Amid concerns that North Korea might conduct a long-range ballistic missile test as early as this week, reports have surfaced indicating that Iran has permanently stationed staff in the East Asian country since October as part of a recent cooperation agreement with Pyongyang. According to the reports, the staff is comprised of four experts from Iran's Ministry of Defense and Armed Forces Logistics (MODAFL) as well as private firms. Some analysts speculate that the mission might be based near Sino-ri, a complex located near North Korea's western coast and the Sohae Satellite Launching Station, commonly known as Tongchang-ri, where this month's missile test is expected to take place. Besides serving as a base for a No-dong missile battalion, Sino-ri is also thought to host a training facility.

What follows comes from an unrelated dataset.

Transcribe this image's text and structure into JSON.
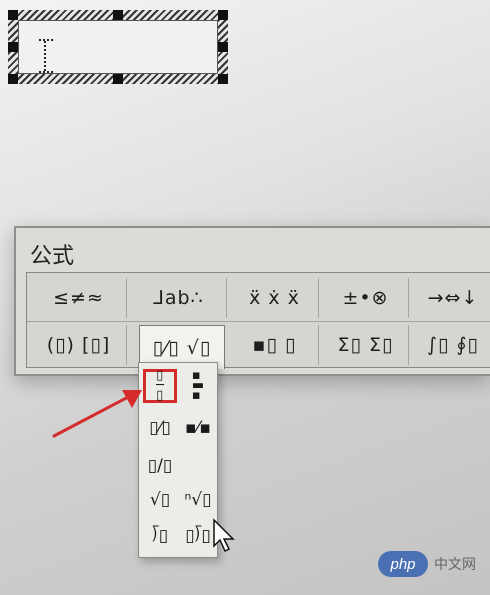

Military cooperation between Iran and North Korea is not a new phenomenon, particularly when it comes to exchanges of hardware and designs for ballistic missiles. In fact, the rocket North Korea is expected to test this month, the multi-stage Unha-3, a variation of the Taepodong-2, is believed to be the product of a joint development project between the two countries. Multiple design similarities between the Unha and some Iranian launch vehicles provide some evidence for this belief. For instance, the first stage of the Unha resembles the Simorgh rocket unveiled by Iranian President Mahmoud Ahmadinejad on the anniversary of the 2010 launch of Iran’s first domestic satellite, Omid. Likewise, the width and shape of the Unha's third stage point to a similarity with the third stage of Iran's Safir rocket, which carried the Omid satellite.
The panels of experts in charge of monitoring implementation of U.N. Security Council resolutions against both countries' nuclear and missile programs have recently noted that Pyongyang and Tehran continue to exchange missile technology, transferring missile components aboard Air Koryo and Air Iran flights. These exchanges have also benefited Iran. The U.S. intelligence community believes that the Safir might have been developed with technology provided by North Korea, specifically, engines derived from the Musudan intermediate-range ballistic missile. Likewise, in the past, North Korea provided Iran with engines that were later used to develop the Shahab-3 rocket.